6 One fact I would state, which may appear equally strange, the correctness of which, I can myself attést ;that, within three years, there existed a body of people, within twenty-five miles of this place, among whom there was no preacher of the Gospel of any denomination, and whose language was “If we could have a sermon once in three months we should be very thankful.”
Even some parts of the adjoining county of Shenandoah were, until lately, experiencing a famine of the word of God. And if this be the situation of counties immediately contigious to the best supplied sections of our land, what must not be the state of those more remote ; what must not be the state of those under and beyond the Alleghany-of a host scarcely known by name' to your preacher, but well known to be in a very desolate condition. Now will it not become us passing well to send over this wilderness the bloom and the beauty of the garden of God ?—to multiply throughout it, facilities of gaining religious instruction ?—to scatter with liberal hand the good seed of the Word ?
“ These considerations address themselves alike to all, but there is one which makes its peculiar appeal to us; and that is, that in this vast district, there are very many, who, baptized at our altars, continue attached to our Commu. nion, and sound in our ears the language of the man of Macedonia–Come over and help us. Though scattered and peeled during a long night of adversity, they still retain their early preference. A very few years have rolled round, since some who now hear me, were standing in desponding attitude by the ruins of their Churches, say. ing one to another, Watchman, what of the night? And would not the attention of your brethren at a distance then have been precious to you? And will you not retain, as a relic of your desolation, a sympathy with those who are yet under the cloud, and a determination to send them the means of grace accordant to their wish ?
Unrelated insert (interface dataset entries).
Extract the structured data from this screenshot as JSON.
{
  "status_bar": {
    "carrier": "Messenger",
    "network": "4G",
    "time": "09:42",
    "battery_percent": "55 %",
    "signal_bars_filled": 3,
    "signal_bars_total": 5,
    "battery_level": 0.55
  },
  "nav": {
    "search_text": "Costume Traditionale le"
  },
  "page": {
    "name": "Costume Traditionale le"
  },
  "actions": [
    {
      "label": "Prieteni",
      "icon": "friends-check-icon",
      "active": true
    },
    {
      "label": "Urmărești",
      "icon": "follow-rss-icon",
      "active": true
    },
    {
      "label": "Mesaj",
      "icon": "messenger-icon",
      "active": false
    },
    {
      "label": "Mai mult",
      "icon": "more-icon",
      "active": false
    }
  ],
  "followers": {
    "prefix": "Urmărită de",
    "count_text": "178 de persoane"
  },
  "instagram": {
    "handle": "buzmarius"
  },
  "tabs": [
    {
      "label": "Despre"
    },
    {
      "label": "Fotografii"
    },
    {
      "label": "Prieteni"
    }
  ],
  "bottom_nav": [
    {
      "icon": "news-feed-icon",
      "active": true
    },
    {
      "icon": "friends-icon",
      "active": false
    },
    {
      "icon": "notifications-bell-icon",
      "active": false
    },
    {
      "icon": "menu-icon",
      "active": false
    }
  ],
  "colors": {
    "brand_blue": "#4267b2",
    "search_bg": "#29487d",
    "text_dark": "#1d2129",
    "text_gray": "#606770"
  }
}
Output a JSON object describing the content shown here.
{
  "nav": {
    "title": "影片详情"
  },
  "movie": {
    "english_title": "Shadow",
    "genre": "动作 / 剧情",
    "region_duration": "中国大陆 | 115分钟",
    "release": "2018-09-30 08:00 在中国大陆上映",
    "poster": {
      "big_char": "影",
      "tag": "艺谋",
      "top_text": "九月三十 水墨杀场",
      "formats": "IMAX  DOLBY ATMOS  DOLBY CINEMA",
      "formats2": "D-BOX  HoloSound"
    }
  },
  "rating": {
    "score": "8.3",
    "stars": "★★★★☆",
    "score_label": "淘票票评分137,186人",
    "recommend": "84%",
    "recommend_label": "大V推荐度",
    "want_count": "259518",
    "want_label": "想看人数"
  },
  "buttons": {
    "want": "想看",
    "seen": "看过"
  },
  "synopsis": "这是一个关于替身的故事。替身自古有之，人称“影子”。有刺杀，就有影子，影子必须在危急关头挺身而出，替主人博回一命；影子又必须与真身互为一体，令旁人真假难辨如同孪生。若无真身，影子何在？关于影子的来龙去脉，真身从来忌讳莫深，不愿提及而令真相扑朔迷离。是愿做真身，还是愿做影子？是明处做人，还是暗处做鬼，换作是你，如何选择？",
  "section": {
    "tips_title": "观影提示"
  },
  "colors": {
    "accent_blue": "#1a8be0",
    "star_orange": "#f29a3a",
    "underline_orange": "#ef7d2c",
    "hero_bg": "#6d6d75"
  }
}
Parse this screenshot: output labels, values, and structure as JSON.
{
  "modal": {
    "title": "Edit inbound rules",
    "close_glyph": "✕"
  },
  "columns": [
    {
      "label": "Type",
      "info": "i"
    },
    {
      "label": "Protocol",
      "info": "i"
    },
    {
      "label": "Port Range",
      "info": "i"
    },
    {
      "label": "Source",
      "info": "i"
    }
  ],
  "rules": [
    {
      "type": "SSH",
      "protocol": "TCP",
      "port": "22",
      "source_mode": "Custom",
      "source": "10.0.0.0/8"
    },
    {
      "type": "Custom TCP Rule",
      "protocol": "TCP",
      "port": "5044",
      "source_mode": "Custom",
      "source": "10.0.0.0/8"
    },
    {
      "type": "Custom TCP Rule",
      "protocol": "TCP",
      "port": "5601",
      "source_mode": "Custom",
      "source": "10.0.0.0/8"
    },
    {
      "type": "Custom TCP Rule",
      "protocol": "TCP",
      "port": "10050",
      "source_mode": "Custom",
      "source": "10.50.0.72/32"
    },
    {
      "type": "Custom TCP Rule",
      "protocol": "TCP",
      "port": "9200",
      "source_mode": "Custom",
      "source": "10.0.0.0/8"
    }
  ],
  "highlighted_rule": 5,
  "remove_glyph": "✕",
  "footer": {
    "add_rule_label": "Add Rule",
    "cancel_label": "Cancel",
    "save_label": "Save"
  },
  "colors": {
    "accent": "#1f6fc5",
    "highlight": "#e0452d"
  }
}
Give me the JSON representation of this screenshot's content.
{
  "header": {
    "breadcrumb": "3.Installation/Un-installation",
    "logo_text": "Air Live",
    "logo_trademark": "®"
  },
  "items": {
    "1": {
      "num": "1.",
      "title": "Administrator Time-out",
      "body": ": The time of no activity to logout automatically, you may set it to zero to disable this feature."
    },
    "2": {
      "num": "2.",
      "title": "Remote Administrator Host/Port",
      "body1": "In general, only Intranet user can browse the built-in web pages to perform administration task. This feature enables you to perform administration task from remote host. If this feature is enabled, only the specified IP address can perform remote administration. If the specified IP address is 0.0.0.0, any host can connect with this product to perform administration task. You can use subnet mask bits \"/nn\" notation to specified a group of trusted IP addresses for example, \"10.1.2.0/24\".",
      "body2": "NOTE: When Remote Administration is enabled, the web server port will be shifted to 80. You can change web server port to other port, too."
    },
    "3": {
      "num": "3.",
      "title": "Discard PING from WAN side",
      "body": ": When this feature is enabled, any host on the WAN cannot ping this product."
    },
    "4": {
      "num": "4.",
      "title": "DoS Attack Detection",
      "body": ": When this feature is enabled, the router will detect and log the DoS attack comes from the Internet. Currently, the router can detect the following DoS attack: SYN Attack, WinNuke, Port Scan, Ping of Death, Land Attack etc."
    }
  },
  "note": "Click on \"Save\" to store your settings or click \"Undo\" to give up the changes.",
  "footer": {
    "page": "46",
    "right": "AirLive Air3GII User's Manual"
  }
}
“ The principal object of the Society, which I would fain introduce to your notice, is, sending forth missionaries to waste places, west of the Blue Ridge, in Virginia and Maryland. We have no wish to enter the enclosures of others, or to interfere with any, but to seek the sheep who are wandering without a shepherd : to reclaim the lost; to warn the careless ; to encourage the feeble; to build up the former desolations, the desolations of many generations. Another object of vital importance, near to the hearts of the members of this society, is, to extend the helping hand to such young men of piety and talents, as may be disposed to enter the ministry, but are destitute of the means of procuring an education : The harvest indeed is great, but the labourers are few.
Being, as many of us are, and shall continue to be, connected with our brethren of the Christian world generally in Bible Societies, those fountains of catholic feeling, and precursors of millennial unity, it is not supposed that the funds of this institution will be drawn upon to any con